_Your objective_
The number of lines in the records that include "screenshot" is all you should give.

_Extracted entries_
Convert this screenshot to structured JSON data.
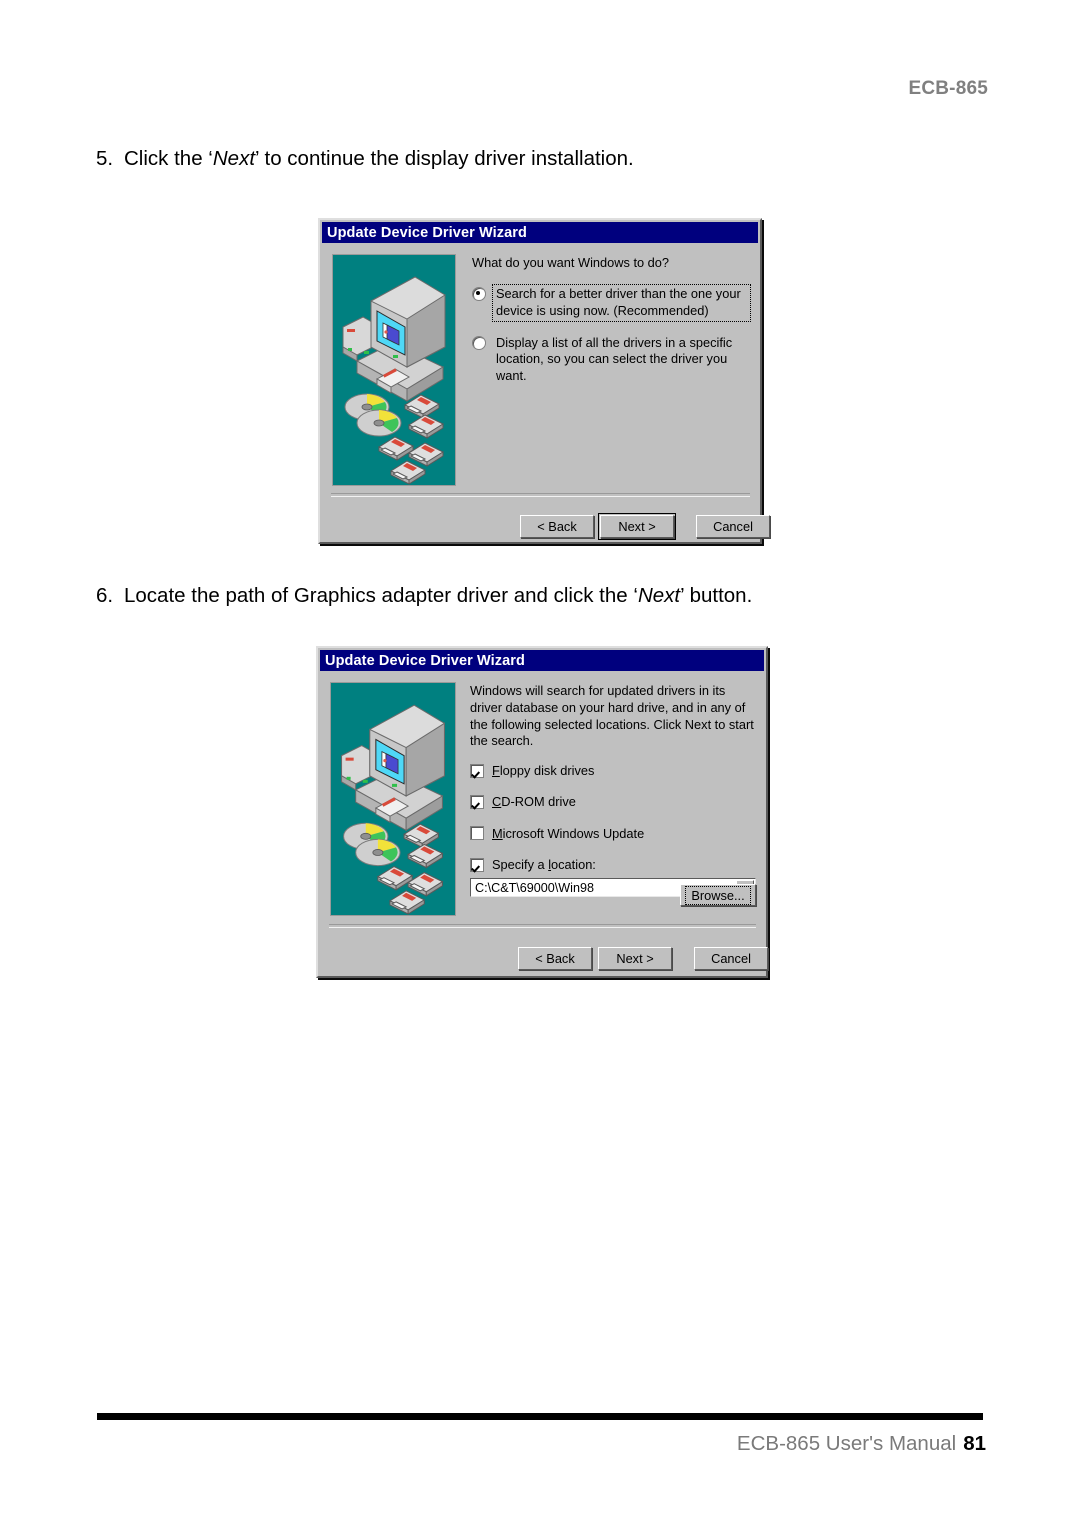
{
  "page": {
    "header_model": "ECB-865",
    "footer_text": "ECB-865 User's Manual",
    "page_number": "81",
    "colors": {
      "header_gray": "#808080",
      "title_bar_blue": "#00007e",
      "dialog_face": "#c0c0c0",
      "wizard_art_teal": "#008080"
    }
  },
  "steps": [
    {
      "number": "5.",
      "text_before": "Click the ‘",
      "emphasis": "Next",
      "text_after": "’ to continue the display driver installation."
    },
    {
      "number": "6.",
      "text_before": "Locate the path of Graphics adapter driver and click the ‘",
      "emphasis": "Next",
      "text_after": "’ button."
    }
  ],
  "dialog1": {
    "title": "Update Device Driver Wizard",
    "prompt": "What do you want Windows to do?",
    "options": [
      {
        "label": "Search for a better driver than the one your device is using now. (Recommended)",
        "selected": true,
        "focused": true
      },
      {
        "label": "Display a list of all the drivers in a specific location, so you can select the driver you want.",
        "selected": false,
        "focused": false
      }
    ],
    "buttons": {
      "back": "< Back",
      "next": "Next >",
      "cancel": "Cancel",
      "default": "Next >"
    }
  },
  "dialog2": {
    "title": "Update Device Driver Wizard",
    "prompt": "Windows will search for updated drivers in its driver database on your hard drive, and in any of the following selected locations. Click Next to start the search.",
    "checkboxes": [
      {
        "label": "Floppy disk drives",
        "accel": "F",
        "checked": true
      },
      {
        "label": "CD-ROM drive",
        "accel": "C",
        "checked": true
      },
      {
        "label": "Microsoft Windows Update",
        "accel": "M",
        "checked": false
      },
      {
        "label": "Specify a location:",
        "accel": "l",
        "checked": true
      }
    ],
    "location_value": "C:\\C&T\\69000\\Win98",
    "browse_button": "Browse...",
    "buttons": {
      "back": "< Back",
      "next": "Next >",
      "cancel": "Cancel"
    }
  }
}
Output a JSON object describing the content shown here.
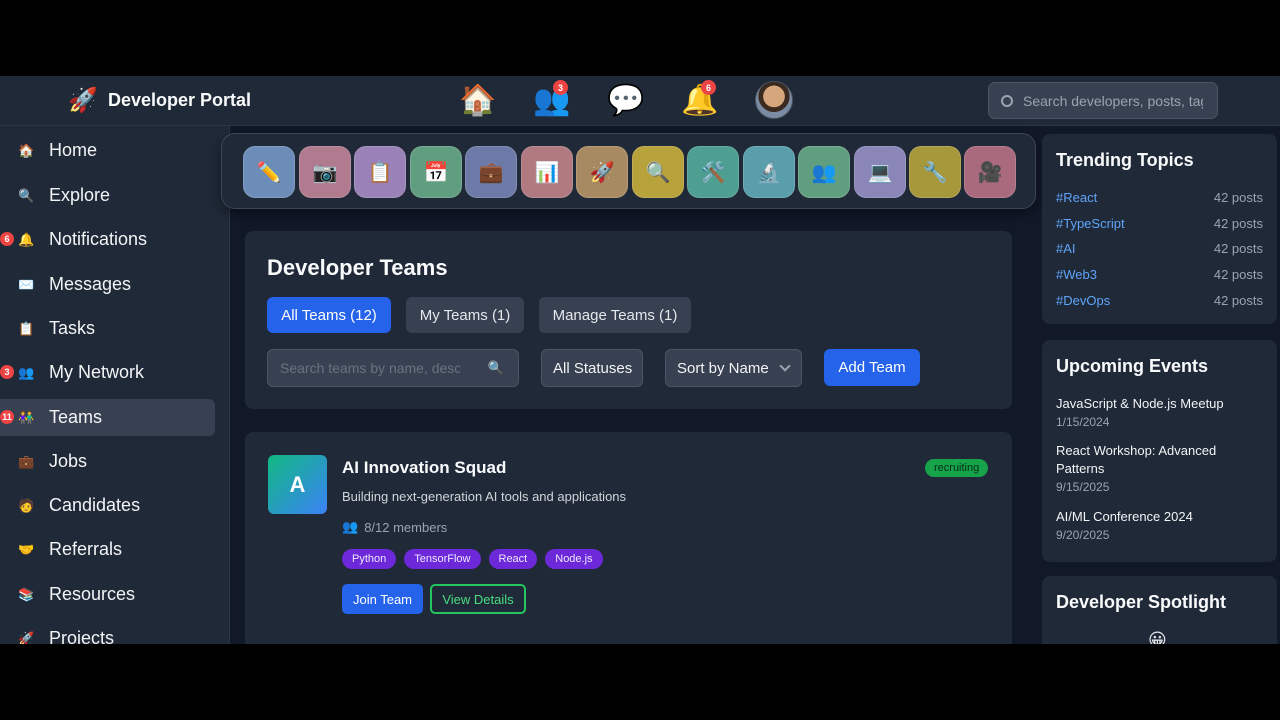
{
  "brand": {
    "name": "Developer Portal",
    "logo_icon": "🚀"
  },
  "topnav": {
    "icons": [
      {
        "name": "home-icon",
        "glyph": "🏠",
        "badge": ""
      },
      {
        "name": "network-icon",
        "glyph": "👥",
        "badge": "3"
      },
      {
        "name": "messages-icon",
        "glyph": "💬",
        "badge": ""
      },
      {
        "name": "notifications-icon",
        "glyph": "🔔",
        "badge": "6"
      }
    ],
    "search_placeholder": "Search developers, posts, tags..."
  },
  "sidebar": {
    "items": [
      {
        "label": "Home",
        "icon": "🏠",
        "badge": ""
      },
      {
        "label": "Explore",
        "icon": "🔍",
        "badge": ""
      },
      {
        "label": "Notifications",
        "icon": "🔔",
        "badge": "6"
      },
      {
        "label": "Messages",
        "icon": "✉️",
        "badge": ""
      },
      {
        "label": "Tasks",
        "icon": "📋",
        "badge": ""
      },
      {
        "label": "My Network",
        "icon": "👥",
        "badge": "3"
      },
      {
        "label": "Teams",
        "icon": "👫",
        "badge": "11"
      },
      {
        "label": "Jobs",
        "icon": "💼",
        "badge": ""
      },
      {
        "label": "Candidates",
        "icon": "🧑",
        "badge": ""
      },
      {
        "label": "Referrals",
        "icon": "🤝",
        "badge": ""
      },
      {
        "label": "Resources",
        "icon": "📚",
        "badge": ""
      },
      {
        "label": "Projects",
        "icon": "🚀",
        "badge": ""
      }
    ],
    "active_index": 6
  },
  "quickbar": [
    {
      "icon": "✏️",
      "color": "#6b8db8"
    },
    {
      "icon": "📷",
      "color": "#b07a8f"
    },
    {
      "icon": "📋",
      "color": "#9a82b8"
    },
    {
      "icon": "📅",
      "color": "#5f9e7f"
    },
    {
      "icon": "💼",
      "color": "#6d7aa8"
    },
    {
      "icon": "📊",
      "color": "#b07a80"
    },
    {
      "icon": "🚀",
      "color": "#a88a62"
    },
    {
      "icon": "🔍",
      "color": "#b8a23c"
    },
    {
      "icon": "🛠️",
      "color": "#4f9e92"
    },
    {
      "icon": "🔬",
      "color": "#5a9eac"
    },
    {
      "icon": "👥",
      "color": "#5f9e7f"
    },
    {
      "icon": "💻",
      "color": "#8a86b8"
    },
    {
      "icon": "🔧",
      "color": "#a8983c"
    },
    {
      "icon": "🎥",
      "color": "#a86a7c"
    }
  ],
  "teams": {
    "title": "Developer Teams",
    "tabs": [
      "All Teams (12)",
      "My Teams (1)",
      "Manage Teams (1)"
    ],
    "search_placeholder": "Search teams by name, description...",
    "status_filter": "All Statuses",
    "sort": "Sort by Name",
    "add_label": "Add Team"
  },
  "team_card": {
    "initial": "A",
    "name": "AI Innovation Squad",
    "description": "Building next-generation AI tools and applications",
    "members": "8/12 members",
    "status": "recruiting",
    "tags": [
      "Python",
      "TensorFlow",
      "React",
      "Node.js"
    ],
    "join_label": "Join Team",
    "details_label": "View Details"
  },
  "trending": {
    "title": "Trending Topics",
    "topics": [
      {
        "tag": "#React",
        "count": "42 posts"
      },
      {
        "tag": "#TypeScript",
        "count": "42 posts"
      },
      {
        "tag": "#AI",
        "count": "42 posts"
      },
      {
        "tag": "#Web3",
        "count": "42 posts"
      },
      {
        "tag": "#DevOps",
        "count": "42 posts"
      }
    ]
  },
  "events": {
    "title": "Upcoming Events",
    "items": [
      {
        "title": "JavaScript & Node.js Meetup",
        "date": "1/15/2024"
      },
      {
        "title": "React Workshop: Advanced Patterns",
        "date": "9/15/2025"
      },
      {
        "title": "AI/ML Conference 2024",
        "date": "9/20/2025"
      }
    ]
  },
  "spotlight": {
    "title": "Developer Spotlight",
    "icon": "😀"
  }
}
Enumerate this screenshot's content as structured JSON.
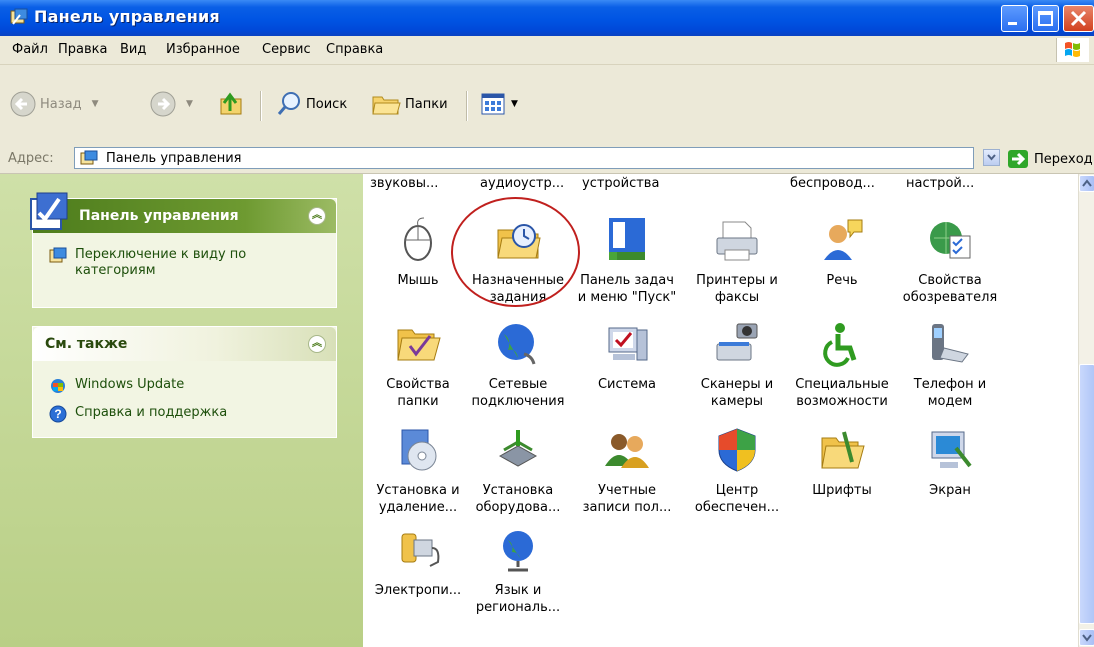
{
  "window": {
    "title": "Панель управления"
  },
  "menu": [
    {
      "label": "Файл"
    },
    {
      "label": "Правка"
    },
    {
      "label": "Вид"
    },
    {
      "label": "Избранное"
    },
    {
      "label": "Сервис"
    },
    {
      "label": "Справка"
    }
  ],
  "toolbar": {
    "back": "Назад",
    "search": "Поиск",
    "folders": "Папки"
  },
  "address": {
    "label": "Адрес:",
    "value": "Панель управления",
    "go": "Переход"
  },
  "left": {
    "panel_box": {
      "title": "Панель управления",
      "link": "Переключение к виду по\nкатегориям"
    },
    "see_also": {
      "title": "См. также",
      "links": [
        "Windows Update",
        "Справка и поддержка"
      ]
    }
  },
  "top_cut_row": [
    "звуковы...",
    "аудиоустр...",
    "устройства",
    "беспровод...",
    "настрой..."
  ],
  "items": [
    {
      "label": "Мышь",
      "icon": "mouse-icon"
    },
    {
      "label": "Назначенные\nзадания",
      "icon": "scheduled-tasks-icon"
    },
    {
      "label": "Панель задач\nи меню \"Пуск\"",
      "icon": "taskbar-icon"
    },
    {
      "label": "Принтеры и\nфаксы",
      "icon": "printer-icon"
    },
    {
      "label": "Речь",
      "icon": "speech-icon"
    },
    {
      "label": "Свойства\nобозревателя",
      "icon": "internet-options-icon"
    },
    {
      "label": "Свойства\nпапки",
      "icon": "folder-options-icon"
    },
    {
      "label": "Сетевые\nподключения",
      "icon": "network-icon"
    },
    {
      "label": "Система",
      "icon": "system-icon"
    },
    {
      "label": "Сканеры и\nкамеры",
      "icon": "scanner-icon"
    },
    {
      "label": "Специальные\nвозможности",
      "icon": "accessibility-icon"
    },
    {
      "label": "Телефон и\nмодем",
      "icon": "phone-modem-icon"
    },
    {
      "label": "Установка и\nудаление...",
      "icon": "add-remove-programs-icon"
    },
    {
      "label": "Установка\nоборудова...",
      "icon": "add-hardware-icon"
    },
    {
      "label": "Учетные\nзаписи пол...",
      "icon": "user-accounts-icon"
    },
    {
      "label": "Центр\nобеспечен...",
      "icon": "security-center-icon"
    },
    {
      "label": "Шрифты",
      "icon": "fonts-icon"
    },
    {
      "label": "Экран",
      "icon": "display-icon"
    },
    {
      "label": "Электропи...",
      "icon": "power-icon"
    },
    {
      "label": "Язык и\nрегиональ...",
      "icon": "regional-icon"
    }
  ]
}
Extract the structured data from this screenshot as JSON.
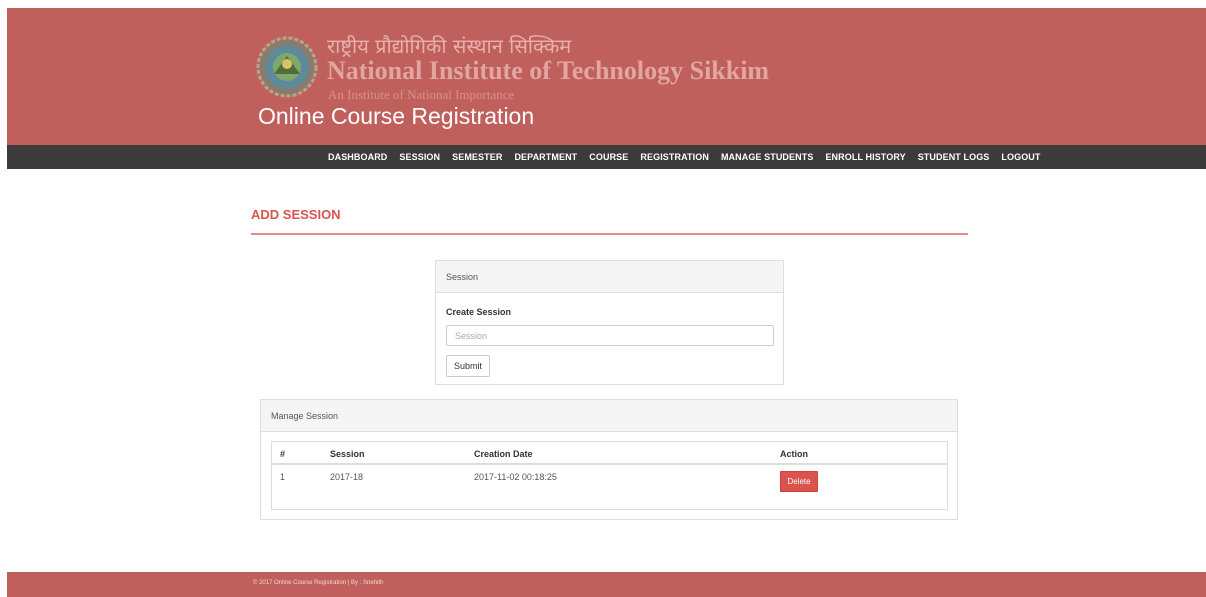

_Response box_
3